Every line of the records that holds the word "message" should be copied.

*** AVAILABLE DATA ***

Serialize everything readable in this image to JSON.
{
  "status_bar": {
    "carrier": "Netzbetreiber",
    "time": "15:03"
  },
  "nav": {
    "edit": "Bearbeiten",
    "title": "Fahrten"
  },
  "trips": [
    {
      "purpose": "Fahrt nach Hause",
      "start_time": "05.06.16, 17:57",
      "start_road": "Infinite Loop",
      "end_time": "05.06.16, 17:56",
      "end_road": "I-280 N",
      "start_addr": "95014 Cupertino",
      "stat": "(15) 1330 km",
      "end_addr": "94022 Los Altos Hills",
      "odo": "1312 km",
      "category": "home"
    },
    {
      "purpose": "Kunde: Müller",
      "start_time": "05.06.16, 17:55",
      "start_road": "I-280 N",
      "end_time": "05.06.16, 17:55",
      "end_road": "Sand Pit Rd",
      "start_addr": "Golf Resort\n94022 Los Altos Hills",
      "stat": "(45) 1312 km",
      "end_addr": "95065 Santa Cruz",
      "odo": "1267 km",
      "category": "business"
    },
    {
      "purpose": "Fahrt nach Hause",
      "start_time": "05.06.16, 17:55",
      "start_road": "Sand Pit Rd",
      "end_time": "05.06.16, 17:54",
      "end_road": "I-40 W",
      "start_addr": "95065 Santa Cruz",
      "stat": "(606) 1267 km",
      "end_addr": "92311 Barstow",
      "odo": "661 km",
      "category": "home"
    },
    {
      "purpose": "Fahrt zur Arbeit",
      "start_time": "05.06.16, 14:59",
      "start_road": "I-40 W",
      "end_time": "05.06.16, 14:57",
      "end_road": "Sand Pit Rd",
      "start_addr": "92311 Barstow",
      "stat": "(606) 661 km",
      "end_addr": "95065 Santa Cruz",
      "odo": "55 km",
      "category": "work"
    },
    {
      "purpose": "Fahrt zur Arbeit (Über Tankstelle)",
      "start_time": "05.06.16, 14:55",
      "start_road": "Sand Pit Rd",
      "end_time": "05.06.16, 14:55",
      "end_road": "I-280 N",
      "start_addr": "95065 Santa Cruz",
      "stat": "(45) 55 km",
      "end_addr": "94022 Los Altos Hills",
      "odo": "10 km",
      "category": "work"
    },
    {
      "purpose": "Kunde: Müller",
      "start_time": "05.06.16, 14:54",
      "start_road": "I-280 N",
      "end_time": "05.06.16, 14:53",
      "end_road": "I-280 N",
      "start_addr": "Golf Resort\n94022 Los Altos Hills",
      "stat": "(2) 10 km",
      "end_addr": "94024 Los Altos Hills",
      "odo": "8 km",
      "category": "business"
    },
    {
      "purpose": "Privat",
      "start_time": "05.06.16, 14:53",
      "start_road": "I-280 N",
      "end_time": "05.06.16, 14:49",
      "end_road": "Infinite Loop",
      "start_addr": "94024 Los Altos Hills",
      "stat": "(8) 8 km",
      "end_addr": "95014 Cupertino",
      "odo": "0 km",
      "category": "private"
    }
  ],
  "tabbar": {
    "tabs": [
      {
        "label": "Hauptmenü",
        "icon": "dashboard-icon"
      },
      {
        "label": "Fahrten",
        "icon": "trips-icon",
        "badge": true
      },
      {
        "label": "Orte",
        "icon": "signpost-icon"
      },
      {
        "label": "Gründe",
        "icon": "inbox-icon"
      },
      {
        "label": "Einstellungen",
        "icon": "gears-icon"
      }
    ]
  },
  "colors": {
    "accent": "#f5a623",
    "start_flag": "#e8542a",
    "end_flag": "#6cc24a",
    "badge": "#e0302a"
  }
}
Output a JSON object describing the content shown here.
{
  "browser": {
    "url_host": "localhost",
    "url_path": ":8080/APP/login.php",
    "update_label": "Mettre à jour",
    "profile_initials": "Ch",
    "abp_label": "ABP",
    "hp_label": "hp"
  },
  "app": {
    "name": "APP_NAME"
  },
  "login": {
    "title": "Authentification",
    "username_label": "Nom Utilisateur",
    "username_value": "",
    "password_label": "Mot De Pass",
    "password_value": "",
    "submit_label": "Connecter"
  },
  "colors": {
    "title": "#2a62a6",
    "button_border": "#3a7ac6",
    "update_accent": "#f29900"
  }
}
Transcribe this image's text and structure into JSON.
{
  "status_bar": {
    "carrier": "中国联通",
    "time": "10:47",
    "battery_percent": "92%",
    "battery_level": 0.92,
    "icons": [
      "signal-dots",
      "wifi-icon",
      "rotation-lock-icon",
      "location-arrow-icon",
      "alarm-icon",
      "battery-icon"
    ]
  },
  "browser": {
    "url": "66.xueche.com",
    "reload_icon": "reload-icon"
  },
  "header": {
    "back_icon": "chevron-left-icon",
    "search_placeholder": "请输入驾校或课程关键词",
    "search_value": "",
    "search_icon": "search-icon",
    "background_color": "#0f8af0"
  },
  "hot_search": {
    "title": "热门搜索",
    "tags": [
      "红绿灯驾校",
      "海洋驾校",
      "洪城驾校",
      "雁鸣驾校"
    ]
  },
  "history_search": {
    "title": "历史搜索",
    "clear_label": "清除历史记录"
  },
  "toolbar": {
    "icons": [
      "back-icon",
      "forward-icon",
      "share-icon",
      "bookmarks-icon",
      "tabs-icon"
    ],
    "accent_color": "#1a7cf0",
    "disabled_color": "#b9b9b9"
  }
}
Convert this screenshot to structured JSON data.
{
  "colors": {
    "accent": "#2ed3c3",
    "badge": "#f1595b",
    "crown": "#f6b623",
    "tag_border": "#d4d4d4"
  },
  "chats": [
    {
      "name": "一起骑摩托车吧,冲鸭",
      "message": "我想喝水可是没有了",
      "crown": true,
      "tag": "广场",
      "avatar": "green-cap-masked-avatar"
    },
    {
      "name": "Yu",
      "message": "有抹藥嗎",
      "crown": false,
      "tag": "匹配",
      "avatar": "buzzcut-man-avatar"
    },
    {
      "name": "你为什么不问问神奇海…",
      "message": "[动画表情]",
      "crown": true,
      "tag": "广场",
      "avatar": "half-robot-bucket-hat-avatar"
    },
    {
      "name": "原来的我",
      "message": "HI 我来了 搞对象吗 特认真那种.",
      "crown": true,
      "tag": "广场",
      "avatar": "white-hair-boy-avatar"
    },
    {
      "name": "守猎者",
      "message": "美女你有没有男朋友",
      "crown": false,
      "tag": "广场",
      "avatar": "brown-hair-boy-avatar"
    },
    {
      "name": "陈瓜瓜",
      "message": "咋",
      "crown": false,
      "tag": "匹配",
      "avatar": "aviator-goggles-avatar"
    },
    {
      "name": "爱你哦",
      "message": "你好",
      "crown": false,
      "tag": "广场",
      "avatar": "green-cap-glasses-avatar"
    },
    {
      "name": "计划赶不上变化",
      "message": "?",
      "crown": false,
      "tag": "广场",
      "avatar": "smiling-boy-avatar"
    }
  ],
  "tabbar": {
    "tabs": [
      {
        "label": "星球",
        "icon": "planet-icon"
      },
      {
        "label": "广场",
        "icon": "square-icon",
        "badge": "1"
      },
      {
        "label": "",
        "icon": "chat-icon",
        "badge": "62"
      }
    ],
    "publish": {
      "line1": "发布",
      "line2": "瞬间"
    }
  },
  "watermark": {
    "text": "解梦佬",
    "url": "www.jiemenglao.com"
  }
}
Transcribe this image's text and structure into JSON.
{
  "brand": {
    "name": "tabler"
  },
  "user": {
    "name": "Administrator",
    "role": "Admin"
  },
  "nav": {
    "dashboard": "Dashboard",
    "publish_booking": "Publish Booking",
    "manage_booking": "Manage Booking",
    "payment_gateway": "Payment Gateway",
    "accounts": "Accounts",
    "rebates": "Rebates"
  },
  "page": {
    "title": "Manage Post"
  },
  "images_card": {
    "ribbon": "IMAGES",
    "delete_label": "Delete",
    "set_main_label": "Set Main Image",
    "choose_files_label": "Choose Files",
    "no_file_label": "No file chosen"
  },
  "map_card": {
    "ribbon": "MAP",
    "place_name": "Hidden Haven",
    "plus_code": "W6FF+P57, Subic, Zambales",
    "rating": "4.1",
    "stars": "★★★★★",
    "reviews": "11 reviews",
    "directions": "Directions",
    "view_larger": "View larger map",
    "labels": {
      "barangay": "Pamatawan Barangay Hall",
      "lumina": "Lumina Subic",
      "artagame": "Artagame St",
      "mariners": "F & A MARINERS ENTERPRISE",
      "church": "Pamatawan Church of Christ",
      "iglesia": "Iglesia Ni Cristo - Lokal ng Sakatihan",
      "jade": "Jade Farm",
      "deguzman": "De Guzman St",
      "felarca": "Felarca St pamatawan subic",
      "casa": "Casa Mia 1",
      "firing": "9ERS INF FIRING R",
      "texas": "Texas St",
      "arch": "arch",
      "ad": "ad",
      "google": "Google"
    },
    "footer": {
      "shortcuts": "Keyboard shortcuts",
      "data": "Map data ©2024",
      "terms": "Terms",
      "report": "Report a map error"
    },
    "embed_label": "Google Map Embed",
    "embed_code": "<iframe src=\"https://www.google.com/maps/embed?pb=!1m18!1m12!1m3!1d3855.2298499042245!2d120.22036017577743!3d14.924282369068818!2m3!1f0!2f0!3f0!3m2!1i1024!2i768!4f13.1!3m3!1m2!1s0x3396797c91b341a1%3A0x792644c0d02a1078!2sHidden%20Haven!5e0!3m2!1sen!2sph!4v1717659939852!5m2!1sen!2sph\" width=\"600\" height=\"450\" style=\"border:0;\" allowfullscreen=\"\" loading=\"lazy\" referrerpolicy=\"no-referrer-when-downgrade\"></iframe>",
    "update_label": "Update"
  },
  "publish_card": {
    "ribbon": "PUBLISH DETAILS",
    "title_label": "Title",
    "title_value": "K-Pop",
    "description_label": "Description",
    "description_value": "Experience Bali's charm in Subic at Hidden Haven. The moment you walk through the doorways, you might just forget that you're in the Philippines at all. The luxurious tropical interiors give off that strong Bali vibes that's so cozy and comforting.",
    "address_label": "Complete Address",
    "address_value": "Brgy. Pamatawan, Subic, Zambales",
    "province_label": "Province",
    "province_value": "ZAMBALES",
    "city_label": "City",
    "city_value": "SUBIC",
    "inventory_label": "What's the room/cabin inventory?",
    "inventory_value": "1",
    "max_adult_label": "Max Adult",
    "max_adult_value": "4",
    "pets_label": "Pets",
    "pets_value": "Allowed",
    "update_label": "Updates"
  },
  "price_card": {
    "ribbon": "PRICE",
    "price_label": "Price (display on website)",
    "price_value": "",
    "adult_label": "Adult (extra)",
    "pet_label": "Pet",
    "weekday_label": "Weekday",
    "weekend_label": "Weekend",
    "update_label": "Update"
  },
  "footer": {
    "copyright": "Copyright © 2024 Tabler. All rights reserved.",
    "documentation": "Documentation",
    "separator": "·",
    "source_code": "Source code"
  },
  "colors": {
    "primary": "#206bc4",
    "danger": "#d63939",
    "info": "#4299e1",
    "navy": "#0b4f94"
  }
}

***

_RESULT BELOW_
      "message": "我想喝水可是没有了",
      "message": "有抹藥嗎",
      "message": "[动画表情]",
      "message": "HI 我来了 搞对象吗 特认真那种.",
      "message": "美女你有没有男朋友",
      "message": "咋",
      "message": "你好",
      "message": "?",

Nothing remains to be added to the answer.